Interestingly, one of points raised by the Maltese media (of all people) was that Cameron was “doing the right thing for all European people, not like our puppet Maltese prime minister.” And this is the important point. I’m not really concentrating on the first part of that sentence, it’s nonsense that he did the right thing for the other 26 countries, it is whether or not he did the right thing for people of Britain. And, in terms of whether or not the British people want it, the answer is no. Anti-European sentiment has only grown since the birth of the Euro, culminating in the most popular elements of the British media riding this wave of discontent and further fuelling the fires. If we do eventually leave the European Union, it will not be because our government said no, it will be because the electorate said no. No party is saying they will leave the EU without a referendum first (though a victory for UKIP or the BNP essentially assures a “No” vote, as xenophobia must be bloody rife for that to happen)

So, really, we should view this as a victory, not for the Eurosceptic Tories, but for the Eurosceptic Electorate of Britain. If the comments on any given media site, (BBC, Guardian, Mail, Sun etc) are anything to go by, there is far more leaning towards supporting this more Eurosceptic view. Facebook and Twitter however are attacking it relentlessly, so the demographics of each are pitted against each other somewhat and it makes it difficult to tell immediately which side of the argument the majority of the electorate are on. We need a poll soon me thinks….

But everyone is aware that being Eurosceptic in this country is nothing new. I’m very Eurosceptic in terms of a legislative Europe because of the massive cultural divides between each country (not least us, the tolerant British and the homophobic Serbians for instance), but agree that the EEA is a very good thing, as it increases trade. But that’s separate from the EU, and Norway is an example of how to meet in the middle, being part of the EEA, but not the EU.

That’s probably the route that the Eurosceptics love the idea of. Free trade and no interference from other countries in terms of legislature or taxes. It’s a route I’d want to go down. And it doesn’t necessarily mean damaging relations with other countries, Norway again is evidence of this. Indeed the French and German media couldn’t wait to find an excuse to finally attack the British, so maybe we should just bugger off and leave ‘em to it. Sometimes, your best friends aren’t those closest to you geographically, and I suspect thats why Cameron has been trying hard to improve trade agreements in Asia and else ware. And of course, we’ll have the commonwealth countries, which the Tories will always want to support.

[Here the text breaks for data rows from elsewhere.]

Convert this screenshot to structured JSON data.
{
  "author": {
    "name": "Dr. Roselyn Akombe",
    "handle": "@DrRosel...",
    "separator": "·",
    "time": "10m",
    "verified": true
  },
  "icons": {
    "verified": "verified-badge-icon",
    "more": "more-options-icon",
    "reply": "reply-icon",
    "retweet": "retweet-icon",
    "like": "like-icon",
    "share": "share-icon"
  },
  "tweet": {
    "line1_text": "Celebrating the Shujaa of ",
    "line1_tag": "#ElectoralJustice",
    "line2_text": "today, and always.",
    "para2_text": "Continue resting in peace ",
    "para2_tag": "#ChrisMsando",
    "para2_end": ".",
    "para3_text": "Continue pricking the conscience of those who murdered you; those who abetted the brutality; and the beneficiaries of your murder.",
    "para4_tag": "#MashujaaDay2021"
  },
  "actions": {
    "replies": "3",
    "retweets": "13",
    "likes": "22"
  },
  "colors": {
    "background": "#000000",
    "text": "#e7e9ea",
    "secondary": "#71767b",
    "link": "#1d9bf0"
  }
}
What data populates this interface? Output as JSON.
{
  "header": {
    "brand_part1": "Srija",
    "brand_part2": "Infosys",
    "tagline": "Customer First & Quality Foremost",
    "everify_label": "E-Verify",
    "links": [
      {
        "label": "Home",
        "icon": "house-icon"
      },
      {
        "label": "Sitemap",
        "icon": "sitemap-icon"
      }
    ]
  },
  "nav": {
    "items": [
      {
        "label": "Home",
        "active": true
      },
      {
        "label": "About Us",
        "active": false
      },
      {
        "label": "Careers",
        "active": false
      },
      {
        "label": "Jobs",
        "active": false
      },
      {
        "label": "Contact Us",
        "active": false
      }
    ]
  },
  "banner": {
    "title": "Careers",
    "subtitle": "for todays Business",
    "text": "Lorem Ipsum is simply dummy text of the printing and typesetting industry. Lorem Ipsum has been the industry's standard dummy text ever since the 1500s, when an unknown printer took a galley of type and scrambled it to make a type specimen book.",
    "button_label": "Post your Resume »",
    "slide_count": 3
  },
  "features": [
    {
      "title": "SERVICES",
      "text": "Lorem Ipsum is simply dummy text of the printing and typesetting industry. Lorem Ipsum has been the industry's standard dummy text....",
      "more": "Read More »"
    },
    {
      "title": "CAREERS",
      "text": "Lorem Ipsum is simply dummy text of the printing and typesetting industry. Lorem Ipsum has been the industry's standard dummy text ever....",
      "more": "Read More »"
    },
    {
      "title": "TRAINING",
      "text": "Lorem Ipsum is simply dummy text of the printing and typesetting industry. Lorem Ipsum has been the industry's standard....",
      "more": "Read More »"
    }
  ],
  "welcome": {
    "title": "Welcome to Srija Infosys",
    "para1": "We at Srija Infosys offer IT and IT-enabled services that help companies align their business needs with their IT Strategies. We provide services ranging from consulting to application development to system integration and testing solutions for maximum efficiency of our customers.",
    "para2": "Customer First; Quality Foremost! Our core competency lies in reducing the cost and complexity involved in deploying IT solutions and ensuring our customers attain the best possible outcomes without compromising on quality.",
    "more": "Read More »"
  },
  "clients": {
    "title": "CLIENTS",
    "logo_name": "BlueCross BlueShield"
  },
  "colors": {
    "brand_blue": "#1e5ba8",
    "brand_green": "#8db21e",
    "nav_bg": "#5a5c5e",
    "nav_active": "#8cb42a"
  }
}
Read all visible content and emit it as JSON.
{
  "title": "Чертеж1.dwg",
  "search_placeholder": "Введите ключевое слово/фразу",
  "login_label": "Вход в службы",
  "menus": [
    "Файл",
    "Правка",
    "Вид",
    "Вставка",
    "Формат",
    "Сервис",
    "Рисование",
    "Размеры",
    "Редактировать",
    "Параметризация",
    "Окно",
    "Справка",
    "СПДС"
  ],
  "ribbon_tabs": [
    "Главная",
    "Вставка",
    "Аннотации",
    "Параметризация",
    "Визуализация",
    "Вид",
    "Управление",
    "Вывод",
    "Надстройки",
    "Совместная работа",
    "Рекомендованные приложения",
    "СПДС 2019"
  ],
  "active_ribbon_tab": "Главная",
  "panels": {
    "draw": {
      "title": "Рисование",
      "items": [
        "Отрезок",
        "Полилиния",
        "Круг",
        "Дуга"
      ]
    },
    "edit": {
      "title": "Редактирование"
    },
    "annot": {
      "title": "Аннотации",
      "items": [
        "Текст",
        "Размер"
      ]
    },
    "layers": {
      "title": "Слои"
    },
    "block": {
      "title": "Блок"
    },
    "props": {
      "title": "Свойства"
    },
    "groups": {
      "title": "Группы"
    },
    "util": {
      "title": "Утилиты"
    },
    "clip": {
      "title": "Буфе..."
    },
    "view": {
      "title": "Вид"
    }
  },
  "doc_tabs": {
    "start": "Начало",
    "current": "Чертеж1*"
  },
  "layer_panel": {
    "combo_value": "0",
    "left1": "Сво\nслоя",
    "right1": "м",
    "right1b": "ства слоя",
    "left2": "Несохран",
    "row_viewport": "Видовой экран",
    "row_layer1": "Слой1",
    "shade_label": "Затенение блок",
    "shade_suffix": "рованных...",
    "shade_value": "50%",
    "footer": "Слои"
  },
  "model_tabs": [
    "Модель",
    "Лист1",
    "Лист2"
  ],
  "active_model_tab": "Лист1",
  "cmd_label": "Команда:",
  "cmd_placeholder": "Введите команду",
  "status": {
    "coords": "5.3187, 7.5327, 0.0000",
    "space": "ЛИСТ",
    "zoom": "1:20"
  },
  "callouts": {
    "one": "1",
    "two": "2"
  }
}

And if the Euro does collapse, we won’t be so reliant on it because he improved relations else ware. Those countries within the EU will try and either huddle together further or break apart. But we won’t have to worry, because we’ll have better trade agreements else ware. Thats the hope anyway….

Only time will tell I guess…